Finally, insofar as petitioner requests a recount, Education Law § 2034 (6) (a) authorizes the Commissioner of Education to order a recount of the ballots in school district elections (Appeal of Holliday, 60 Ed Dept Rep, Decision No. 17,947; Appeal of the Bd. of Educ. of the Hilton Cent. Sch. Dist., 56 Ed Dept Rep, Decision No. 17,091; see generally Matter of Carville v Allen, 13 AD2d 866, 867 [3d Dept 1961]). The Commissioner will not order a recount absent evidence of a substantial attack on the integrity of the tallies and the returns of the inspectors of election, such as a showing of fraud or improper conduct (Appeal of Gresty, 31 Ed Dept Rep 90, Decision No. 12,580; Matter of Murtaugh, 19 id. 179, Decision No. 10,086; Matter of Morehouse, 15 id. 27, Decision No. 9,060). Petitioner’s only argument appears to be that the single vote margin presents grounds for a recount. Absent any proof of fraud or improper conduct, however, there is no basis upon which to order a recount (Appeal of the Bd. of Educ. of the Massapequa Union Free School District, 59 Ed Dept Rep, Decision No. 17,747).
In sum, petitioner has failed to meet his burden of proof to establish that there were voting irregularities that affected the outcome of the election.
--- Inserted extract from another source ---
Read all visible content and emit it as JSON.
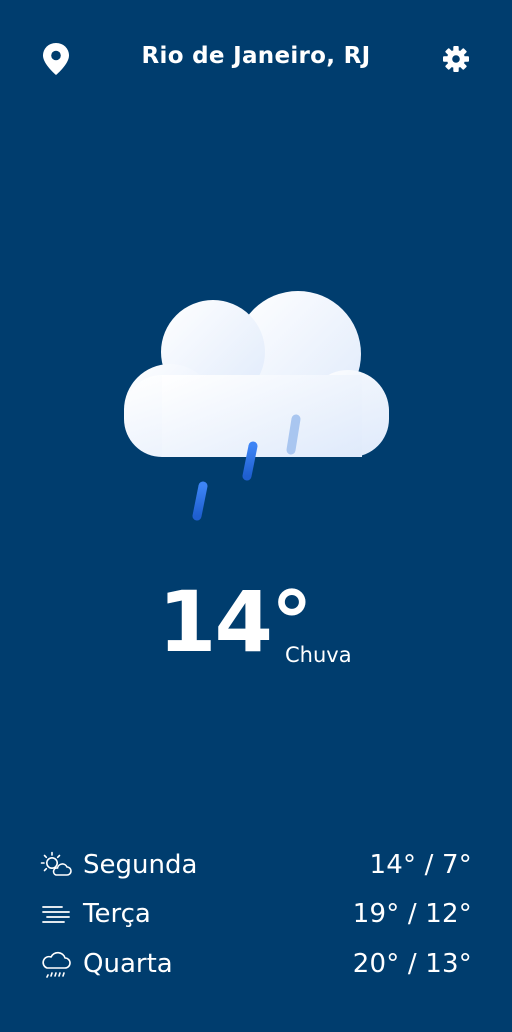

In light of the foregoing, I need not address the parties’ remaining arguments.
THE APPEAL IS DISMISSED.
END OF FILE